- _Instructions to follow_
Reprint the entries without altering anything.

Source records
==================================================
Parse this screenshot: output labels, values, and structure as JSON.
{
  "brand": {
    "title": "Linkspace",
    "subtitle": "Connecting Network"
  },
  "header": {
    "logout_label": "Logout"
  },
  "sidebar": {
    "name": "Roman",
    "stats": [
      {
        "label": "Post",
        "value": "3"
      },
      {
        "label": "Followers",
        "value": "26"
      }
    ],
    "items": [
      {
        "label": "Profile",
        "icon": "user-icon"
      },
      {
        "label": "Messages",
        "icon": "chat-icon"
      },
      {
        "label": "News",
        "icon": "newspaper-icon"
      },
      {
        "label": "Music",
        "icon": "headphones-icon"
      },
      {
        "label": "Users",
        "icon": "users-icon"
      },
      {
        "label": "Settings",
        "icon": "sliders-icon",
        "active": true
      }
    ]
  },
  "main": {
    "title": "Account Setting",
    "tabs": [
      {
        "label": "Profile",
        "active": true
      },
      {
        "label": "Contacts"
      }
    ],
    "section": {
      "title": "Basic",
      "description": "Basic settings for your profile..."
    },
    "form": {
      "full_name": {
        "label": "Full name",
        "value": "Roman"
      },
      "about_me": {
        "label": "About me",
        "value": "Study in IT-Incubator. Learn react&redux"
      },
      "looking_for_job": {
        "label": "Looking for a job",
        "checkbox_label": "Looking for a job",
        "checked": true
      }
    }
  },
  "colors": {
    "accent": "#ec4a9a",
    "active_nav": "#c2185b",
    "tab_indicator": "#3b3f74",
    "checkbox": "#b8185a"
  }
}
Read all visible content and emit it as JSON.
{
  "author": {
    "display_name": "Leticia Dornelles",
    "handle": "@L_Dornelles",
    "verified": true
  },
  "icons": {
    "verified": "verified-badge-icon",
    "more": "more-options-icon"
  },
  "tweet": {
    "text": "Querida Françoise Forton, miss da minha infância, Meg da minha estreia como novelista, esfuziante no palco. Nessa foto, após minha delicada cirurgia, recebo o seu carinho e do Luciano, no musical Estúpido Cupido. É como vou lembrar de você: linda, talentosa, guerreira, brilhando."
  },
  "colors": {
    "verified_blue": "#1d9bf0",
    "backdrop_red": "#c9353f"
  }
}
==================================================
- _Solution to this exercise_
Parse this screenshot: output labels, values, and structure as JSON.
{
  "brand": {
    "title": "Linkspace",
    "subtitle": "Connecting Network"
  },
  "header": {
    "logout_label": "Logout"
  },
  "sidebar": {
    "name": "Roman",
    "stats": [
      {
        "label": "Post",
        "value": "3"
      },
      {
        "label": "Followers",
        "value": "26"
      }
    ],
    "items": [
      {
        "label": "Profile",
        "icon": "user-icon"
      },
      {
        "label": "Messages",
        "icon": "chat-icon"
      },
      {
        "label": "News",
        "icon": "newspaper-icon"
      },
      {
        "label": "Music",
        "icon": "headphones-icon"
      },
      {
        "label": "Users",
        "icon": "users-icon"
      },
      {
        "label": "Settings",
        "icon": "sliders-icon",
        "active": true
      }
    ]
  },
  "main": {
    "title": "Account Setting",
    "tabs": [
      {
        "label": "Profile",
        "active": true
      },
      {
        "label": "Contacts"
      }
    ],
    "section": {
      "title": "Basic",
      "description": "Basic settings for your profile..."
    },
    "form": {
      "full_name": {
        "label": "Full name",
        "value": "Roman"
      },
      "about_me": {
        "label": "About me",
        "value": "Study in IT-Incubator. Learn react&redux"
      },
      "looking_for_job": {
        "label": "Looking for a job",
        "checkbox_label": "Looking for a job",
        "checked": true
      }
    }
  },
  "colors": {
    "accent": "#ec4a9a",
    "active_nav": "#c2185b",
    "tab_indicator": "#3b3f74",
    "checkbox": "#b8185a"
  }
}
Read all visible content and emit it as JSON.
{
  "author": {
    "display_name": "Leticia Dornelles",
    "handle": "@L_Dornelles",
    "verified": true
  },
  "icons": {
    "verified": "verified-badge-icon",
    "more": "more-options-icon"
  },
  "tweet": {
    "text": "Querida Françoise Forton, miss da minha infância, Meg da minha estreia como novelista, esfuziante no palco. Nessa foto, após minha delicada cirurgia, recebo o seu carinho e do Luciano, no musical Estúpido Cupido. É como vou lembrar de você: linda, talentosa, guerreira, brilhando."
  },
  "colors": {
    "verified_blue": "#1d9bf0",
    "backdrop_red": "#c9353f"
  }
}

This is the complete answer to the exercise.